Awareness gives understanding and clarity into a situation. It is about consciously facing your challenges and analyzing all factors involved and at play in a situation. This can help bring to light both internal and external factors that surround an individual within a specific situation. Self-awareness is more on internal factors. It is about knowing who we are and what we choose to become in situations. It is about knowing that we are three entities in one; body, mind and spirit. That we have creative power in each one of us. Using this process to identify our strengths and capabilities as well as areas of improvements. Coaches aim to support clients to get clarity and move forward. Using intuition and communicating with the client what the coaches pick.
Planning and Goal Setting
We run our lives as projects whether we are aware of it or not. To a cook, he plans on what to cook, considers the costs, time, factors in the ingredients, and even organizes cooking into small achievable tasks to have the desired food ready.

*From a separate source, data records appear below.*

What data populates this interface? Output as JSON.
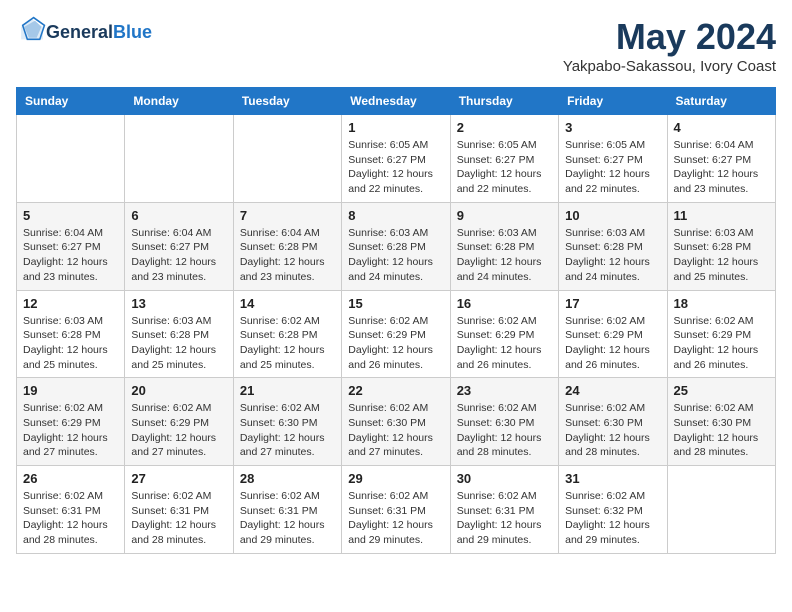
{
  "header": {
    "logo_general": "General",
    "logo_blue": "Blue",
    "month_title": "May 2024",
    "location": "Yakpabo-Sakassou, Ivory Coast"
  },
  "weekdays": [
    "Sunday",
    "Monday",
    "Tuesday",
    "Wednesday",
    "Thursday",
    "Friday",
    "Saturday"
  ],
  "weeks": [
    [
      {
        "day": "",
        "info": ""
      },
      {
        "day": "",
        "info": ""
      },
      {
        "day": "",
        "info": ""
      },
      {
        "day": "1",
        "info": "Sunrise: 6:05 AM\nSunset: 6:27 PM\nDaylight: 12 hours\nand 22 minutes."
      },
      {
        "day": "2",
        "info": "Sunrise: 6:05 AM\nSunset: 6:27 PM\nDaylight: 12 hours\nand 22 minutes."
      },
      {
        "day": "3",
        "info": "Sunrise: 6:05 AM\nSunset: 6:27 PM\nDaylight: 12 hours\nand 22 minutes."
      },
      {
        "day": "4",
        "info": "Sunrise: 6:04 AM\nSunset: 6:27 PM\nDaylight: 12 hours\nand 23 minutes."
      }
    ],
    [
      {
        "day": "5",
        "info": "Sunrise: 6:04 AM\nSunset: 6:27 PM\nDaylight: 12 hours\nand 23 minutes."
      },
      {
        "day": "6",
        "info": "Sunrise: 6:04 AM\nSunset: 6:27 PM\nDaylight: 12 hours\nand 23 minutes."
      },
      {
        "day": "7",
        "info": "Sunrise: 6:04 AM\nSunset: 6:28 PM\nDaylight: 12 hours\nand 23 minutes."
      },
      {
        "day": "8",
        "info": "Sunrise: 6:03 AM\nSunset: 6:28 PM\nDaylight: 12 hours\nand 24 minutes."
      },
      {
        "day": "9",
        "info": "Sunrise: 6:03 AM\nSunset: 6:28 PM\nDaylight: 12 hours\nand 24 minutes."
      },
      {
        "day": "10",
        "info": "Sunrise: 6:03 AM\nSunset: 6:28 PM\nDaylight: 12 hours\nand 24 minutes."
      },
      {
        "day": "11",
        "info": "Sunrise: 6:03 AM\nSunset: 6:28 PM\nDaylight: 12 hours\nand 25 minutes."
      }
    ],
    [
      {
        "day": "12",
        "info": "Sunrise: 6:03 AM\nSunset: 6:28 PM\nDaylight: 12 hours\nand 25 minutes."
      },
      {
        "day": "13",
        "info": "Sunrise: 6:03 AM\nSunset: 6:28 PM\nDaylight: 12 hours\nand 25 minutes."
      },
      {
        "day": "14",
        "info": "Sunrise: 6:02 AM\nSunset: 6:28 PM\nDaylight: 12 hours\nand 25 minutes."
      },
      {
        "day": "15",
        "info": "Sunrise: 6:02 AM\nSunset: 6:29 PM\nDaylight: 12 hours\nand 26 minutes."
      },
      {
        "day": "16",
        "info": "Sunrise: 6:02 AM\nSunset: 6:29 PM\nDaylight: 12 hours\nand 26 minutes."
      },
      {
        "day": "17",
        "info": "Sunrise: 6:02 AM\nSunset: 6:29 PM\nDaylight: 12 hours\nand 26 minutes."
      },
      {
        "day": "18",
        "info": "Sunrise: 6:02 AM\nSunset: 6:29 PM\nDaylight: 12 hours\nand 26 minutes."
      }
    ],
    [
      {
        "day": "19",
        "info": "Sunrise: 6:02 AM\nSunset: 6:29 PM\nDaylight: 12 hours\nand 27 minutes."
      },
      {
        "day": "20",
        "info": "Sunrise: 6:02 AM\nSunset: 6:29 PM\nDaylight: 12 hours\nand 27 minutes."
      },
      {
        "day": "21",
        "info": "Sunrise: 6:02 AM\nSunset: 6:30 PM\nDaylight: 12 hours\nand 27 minutes."
      },
      {
        "day": "22",
        "info": "Sunrise: 6:02 AM\nSunset: 6:30 PM\nDaylight: 12 hours\nand 27 minutes."
      },
      {
        "day": "23",
        "info": "Sunrise: 6:02 AM\nSunset: 6:30 PM\nDaylight: 12 hours\nand 28 minutes."
      },
      {
        "day": "24",
        "info": "Sunrise: 6:02 AM\nSunset: 6:30 PM\nDaylight: 12 hours\nand 28 minutes."
      },
      {
        "day": "25",
        "info": "Sunrise: 6:02 AM\nSunset: 6:30 PM\nDaylight: 12 hours\nand 28 minutes."
      }
    ],
    [
      {
        "day": "26",
        "info": "Sunrise: 6:02 AM\nSunset: 6:31 PM\nDaylight: 12 hours\nand 28 minutes."
      },
      {
        "day": "27",
        "info": "Sunrise: 6:02 AM\nSunset: 6:31 PM\nDaylight: 12 hours\nand 28 minutes."
      },
      {
        "day": "28",
        "info": "Sunrise: 6:02 AM\nSunset: 6:31 PM\nDaylight: 12 hours\nand 29 minutes."
      },
      {
        "day": "29",
        "info": "Sunrise: 6:02 AM\nSunset: 6:31 PM\nDaylight: 12 hours\nand 29 minutes."
      },
      {
        "day": "30",
        "info": "Sunrise: 6:02 AM\nSunset: 6:31 PM\nDaylight: 12 hours\nand 29 minutes."
      },
      {
        "day": "31",
        "info": "Sunrise: 6:02 AM\nSunset: 6:32 PM\nDaylight: 12 hours\nand 29 minutes."
      },
      {
        "day": "",
        "info": ""
      }
    ]
  ]
}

Success has different meanings but without clarity on the process, goals and products it is no success. Planning is essential to the achievement of goals. The client needs to make the right choices as choices define life. The coach can support the client to narrow down on the choices made into powerful goals. Goal setting helps the client focus their attention and effort into the achievement of set goals. One common guidance to setting a goal is the use of SMART decoded as Specific; Measurable; Achievable; Realistic and Time-specific. Goals can be short-term, intermediate and long-term. Visualization can be used to create a strong vision of the client’s goal. This is one way for a client to motivate themselves to achieve their goal. It is advisable for the client to plan on rewarding themselves following the achievement of the goal.
Processes are everywhere. When a client understands the process he is involved in, it becomes easier to spot the areas of improvement. Achieving the goals set in life requires clearly looking into the process. Investing time in mapping the process ensures efficiency. It is in the mapping of the process that a client can identify areas where he needs support. This support could be an encouragement, additional insights into the process, or being held accountable to achieve the goals set. One powerful question used is; who or what motivates you to achieve your goals? The answers given to this question form a basis to build upon a support structure for the client. Some structures are formed consciously while others are not and exist on their own. For example; Time is self-managing…one cannot put time on hold. We, therefore, plan with the standard 24 hours a day. Some structures are set by ourselves while some are set by other parties. It is advisable to evaluate whether the existing structures serve the client and contribute to the achievement of their goals. This gives an opportunity where alternative structures can be established.
- What is your perception of liberation?
- What characteristics do you see in a person modelling liberation?
- Consider a past experience when you were in a state of inhibition. What beliefs did you carry into the situation?
- What did it take you to get out of this situation?
- How do you remain mindful in a challenging situation?
- How do you manage a situation where a person is inhibited?